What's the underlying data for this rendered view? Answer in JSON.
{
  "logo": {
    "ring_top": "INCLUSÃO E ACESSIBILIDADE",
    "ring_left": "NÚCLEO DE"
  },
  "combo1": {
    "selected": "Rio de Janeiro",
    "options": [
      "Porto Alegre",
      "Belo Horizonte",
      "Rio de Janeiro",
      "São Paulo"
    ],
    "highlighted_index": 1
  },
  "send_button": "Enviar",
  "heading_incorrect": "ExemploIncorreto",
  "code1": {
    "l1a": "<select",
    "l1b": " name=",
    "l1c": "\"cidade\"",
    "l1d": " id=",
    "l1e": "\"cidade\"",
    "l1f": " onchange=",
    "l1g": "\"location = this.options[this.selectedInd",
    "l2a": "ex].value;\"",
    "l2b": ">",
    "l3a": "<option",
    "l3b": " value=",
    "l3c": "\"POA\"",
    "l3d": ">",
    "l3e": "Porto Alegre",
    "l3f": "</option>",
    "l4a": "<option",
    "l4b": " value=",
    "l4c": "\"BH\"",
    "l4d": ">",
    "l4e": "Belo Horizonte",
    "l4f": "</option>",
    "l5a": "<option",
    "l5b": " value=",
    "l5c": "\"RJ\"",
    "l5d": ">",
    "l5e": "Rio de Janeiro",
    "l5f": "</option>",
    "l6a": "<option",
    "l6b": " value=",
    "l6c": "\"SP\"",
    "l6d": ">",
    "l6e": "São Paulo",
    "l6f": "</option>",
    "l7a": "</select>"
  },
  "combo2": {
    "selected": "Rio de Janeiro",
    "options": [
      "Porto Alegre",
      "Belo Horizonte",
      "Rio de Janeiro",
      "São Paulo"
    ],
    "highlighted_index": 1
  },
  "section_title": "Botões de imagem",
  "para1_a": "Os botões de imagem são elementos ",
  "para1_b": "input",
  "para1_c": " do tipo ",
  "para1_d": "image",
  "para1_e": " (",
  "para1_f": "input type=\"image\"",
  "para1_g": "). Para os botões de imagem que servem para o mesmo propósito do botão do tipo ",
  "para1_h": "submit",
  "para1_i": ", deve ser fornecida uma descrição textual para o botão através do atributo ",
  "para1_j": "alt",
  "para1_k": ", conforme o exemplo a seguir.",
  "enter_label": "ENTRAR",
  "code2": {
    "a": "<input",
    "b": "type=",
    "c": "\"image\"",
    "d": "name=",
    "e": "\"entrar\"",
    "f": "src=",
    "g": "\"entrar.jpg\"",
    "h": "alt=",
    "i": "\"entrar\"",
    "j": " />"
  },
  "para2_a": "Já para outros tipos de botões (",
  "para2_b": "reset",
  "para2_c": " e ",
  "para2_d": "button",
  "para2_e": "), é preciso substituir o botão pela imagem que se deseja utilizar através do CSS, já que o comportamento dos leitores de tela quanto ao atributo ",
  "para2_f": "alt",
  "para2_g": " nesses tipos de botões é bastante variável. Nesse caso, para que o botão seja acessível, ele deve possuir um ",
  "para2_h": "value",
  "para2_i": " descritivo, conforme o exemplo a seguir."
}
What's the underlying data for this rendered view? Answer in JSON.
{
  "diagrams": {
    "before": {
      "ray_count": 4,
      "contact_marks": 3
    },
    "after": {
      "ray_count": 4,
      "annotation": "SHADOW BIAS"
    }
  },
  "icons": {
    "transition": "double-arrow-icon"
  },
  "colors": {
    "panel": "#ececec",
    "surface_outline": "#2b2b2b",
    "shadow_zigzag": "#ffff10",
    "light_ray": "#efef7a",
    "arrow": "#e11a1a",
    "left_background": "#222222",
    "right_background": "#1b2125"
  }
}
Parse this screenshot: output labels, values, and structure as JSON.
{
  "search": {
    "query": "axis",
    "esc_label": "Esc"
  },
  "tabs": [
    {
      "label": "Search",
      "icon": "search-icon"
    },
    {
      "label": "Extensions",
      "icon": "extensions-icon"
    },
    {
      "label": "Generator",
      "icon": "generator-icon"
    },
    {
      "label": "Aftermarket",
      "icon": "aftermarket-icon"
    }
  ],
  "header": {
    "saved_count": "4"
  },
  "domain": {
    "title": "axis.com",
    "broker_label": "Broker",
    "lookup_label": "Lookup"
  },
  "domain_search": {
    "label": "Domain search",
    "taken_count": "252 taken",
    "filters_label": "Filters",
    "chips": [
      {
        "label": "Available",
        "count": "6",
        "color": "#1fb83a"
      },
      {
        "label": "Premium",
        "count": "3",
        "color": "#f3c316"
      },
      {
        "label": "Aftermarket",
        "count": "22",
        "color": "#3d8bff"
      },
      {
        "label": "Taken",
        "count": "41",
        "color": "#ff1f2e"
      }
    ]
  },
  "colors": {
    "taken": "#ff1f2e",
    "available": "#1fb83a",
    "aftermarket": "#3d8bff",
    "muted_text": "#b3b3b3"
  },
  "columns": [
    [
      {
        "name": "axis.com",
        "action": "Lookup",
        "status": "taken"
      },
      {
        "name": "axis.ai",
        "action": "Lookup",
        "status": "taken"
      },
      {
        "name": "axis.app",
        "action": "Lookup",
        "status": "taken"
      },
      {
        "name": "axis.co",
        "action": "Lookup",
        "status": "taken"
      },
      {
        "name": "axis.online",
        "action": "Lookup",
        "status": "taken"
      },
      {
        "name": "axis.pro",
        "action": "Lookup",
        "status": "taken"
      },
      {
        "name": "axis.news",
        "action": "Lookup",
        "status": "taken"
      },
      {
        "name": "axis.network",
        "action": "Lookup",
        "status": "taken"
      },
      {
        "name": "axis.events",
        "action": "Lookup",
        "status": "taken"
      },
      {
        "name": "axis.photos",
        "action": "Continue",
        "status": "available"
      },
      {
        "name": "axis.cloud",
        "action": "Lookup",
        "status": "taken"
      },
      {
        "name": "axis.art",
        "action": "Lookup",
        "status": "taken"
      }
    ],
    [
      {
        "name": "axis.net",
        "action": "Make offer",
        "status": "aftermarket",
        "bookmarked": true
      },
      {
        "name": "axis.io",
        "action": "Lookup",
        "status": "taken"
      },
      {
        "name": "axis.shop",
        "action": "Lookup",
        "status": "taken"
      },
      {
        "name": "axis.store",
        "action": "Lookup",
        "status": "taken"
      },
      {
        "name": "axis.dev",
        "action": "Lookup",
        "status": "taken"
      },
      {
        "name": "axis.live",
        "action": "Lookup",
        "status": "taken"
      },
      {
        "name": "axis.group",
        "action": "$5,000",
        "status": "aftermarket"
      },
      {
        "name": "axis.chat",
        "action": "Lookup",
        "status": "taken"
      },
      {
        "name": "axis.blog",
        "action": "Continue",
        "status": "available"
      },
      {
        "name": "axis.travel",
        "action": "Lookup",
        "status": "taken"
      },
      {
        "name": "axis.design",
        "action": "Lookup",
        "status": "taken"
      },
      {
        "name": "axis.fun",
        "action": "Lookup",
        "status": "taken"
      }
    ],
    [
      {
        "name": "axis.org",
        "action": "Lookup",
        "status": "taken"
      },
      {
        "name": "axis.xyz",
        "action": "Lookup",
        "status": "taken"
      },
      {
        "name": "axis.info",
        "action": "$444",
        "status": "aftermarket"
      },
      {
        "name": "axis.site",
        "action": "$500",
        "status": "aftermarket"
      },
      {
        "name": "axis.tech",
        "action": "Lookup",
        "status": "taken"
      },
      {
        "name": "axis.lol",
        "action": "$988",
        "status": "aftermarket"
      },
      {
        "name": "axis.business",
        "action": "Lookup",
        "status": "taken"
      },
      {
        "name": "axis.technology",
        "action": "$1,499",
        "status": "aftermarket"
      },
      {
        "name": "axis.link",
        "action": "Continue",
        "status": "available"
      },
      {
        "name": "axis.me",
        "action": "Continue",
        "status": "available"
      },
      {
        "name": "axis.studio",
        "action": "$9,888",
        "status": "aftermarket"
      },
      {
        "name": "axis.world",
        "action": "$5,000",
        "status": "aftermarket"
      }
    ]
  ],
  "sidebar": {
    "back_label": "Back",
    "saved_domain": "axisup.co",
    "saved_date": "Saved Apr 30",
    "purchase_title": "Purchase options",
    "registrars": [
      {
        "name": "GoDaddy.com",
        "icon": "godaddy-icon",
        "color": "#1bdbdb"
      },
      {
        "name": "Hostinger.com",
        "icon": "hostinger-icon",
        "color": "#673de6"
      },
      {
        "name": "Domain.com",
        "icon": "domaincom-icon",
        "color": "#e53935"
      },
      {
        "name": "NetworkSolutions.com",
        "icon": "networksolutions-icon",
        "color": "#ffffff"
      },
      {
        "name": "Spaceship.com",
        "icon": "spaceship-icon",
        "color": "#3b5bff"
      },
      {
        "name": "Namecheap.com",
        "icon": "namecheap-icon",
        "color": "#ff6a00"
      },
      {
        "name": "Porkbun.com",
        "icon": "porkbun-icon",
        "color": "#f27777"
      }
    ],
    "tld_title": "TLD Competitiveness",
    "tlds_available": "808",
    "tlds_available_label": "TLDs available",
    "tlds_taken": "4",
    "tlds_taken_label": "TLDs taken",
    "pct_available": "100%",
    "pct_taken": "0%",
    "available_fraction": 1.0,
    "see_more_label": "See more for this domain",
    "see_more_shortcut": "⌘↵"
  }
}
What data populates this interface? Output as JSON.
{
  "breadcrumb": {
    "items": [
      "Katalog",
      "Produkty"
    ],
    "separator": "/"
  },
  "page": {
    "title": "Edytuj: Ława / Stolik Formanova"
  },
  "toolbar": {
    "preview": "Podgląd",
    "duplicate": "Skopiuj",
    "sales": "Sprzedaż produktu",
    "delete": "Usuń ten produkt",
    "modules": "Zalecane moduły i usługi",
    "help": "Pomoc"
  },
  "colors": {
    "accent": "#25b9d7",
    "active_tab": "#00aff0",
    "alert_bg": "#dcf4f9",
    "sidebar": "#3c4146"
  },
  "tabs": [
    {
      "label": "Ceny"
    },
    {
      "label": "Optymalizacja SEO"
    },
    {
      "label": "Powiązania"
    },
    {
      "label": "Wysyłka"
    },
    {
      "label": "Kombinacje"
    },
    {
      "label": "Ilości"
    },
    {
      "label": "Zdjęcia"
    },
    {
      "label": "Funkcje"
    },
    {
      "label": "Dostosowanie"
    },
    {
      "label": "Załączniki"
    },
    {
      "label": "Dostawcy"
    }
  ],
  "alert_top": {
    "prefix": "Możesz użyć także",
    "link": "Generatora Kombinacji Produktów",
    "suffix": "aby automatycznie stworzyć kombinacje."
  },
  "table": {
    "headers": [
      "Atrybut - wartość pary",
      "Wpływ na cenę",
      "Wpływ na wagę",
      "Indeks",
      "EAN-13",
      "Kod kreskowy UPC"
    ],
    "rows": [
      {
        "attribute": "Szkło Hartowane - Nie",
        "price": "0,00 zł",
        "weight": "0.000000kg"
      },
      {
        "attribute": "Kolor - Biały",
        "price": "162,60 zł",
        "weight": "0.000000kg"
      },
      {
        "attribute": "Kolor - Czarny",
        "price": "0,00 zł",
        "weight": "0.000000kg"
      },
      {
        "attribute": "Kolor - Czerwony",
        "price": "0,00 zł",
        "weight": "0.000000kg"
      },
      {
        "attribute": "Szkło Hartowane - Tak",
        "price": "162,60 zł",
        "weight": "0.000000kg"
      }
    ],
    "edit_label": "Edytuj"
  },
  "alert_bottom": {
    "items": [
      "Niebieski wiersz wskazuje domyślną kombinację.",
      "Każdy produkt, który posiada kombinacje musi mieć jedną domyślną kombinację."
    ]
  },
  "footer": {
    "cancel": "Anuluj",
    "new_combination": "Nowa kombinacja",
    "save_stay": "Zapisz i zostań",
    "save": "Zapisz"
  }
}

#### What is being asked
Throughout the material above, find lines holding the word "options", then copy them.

#### Exercise answer
    "options": [
    "l1g": "\"location = this.options[this.selectedInd",
    "options": [
    "purchase_title": "Purchase options",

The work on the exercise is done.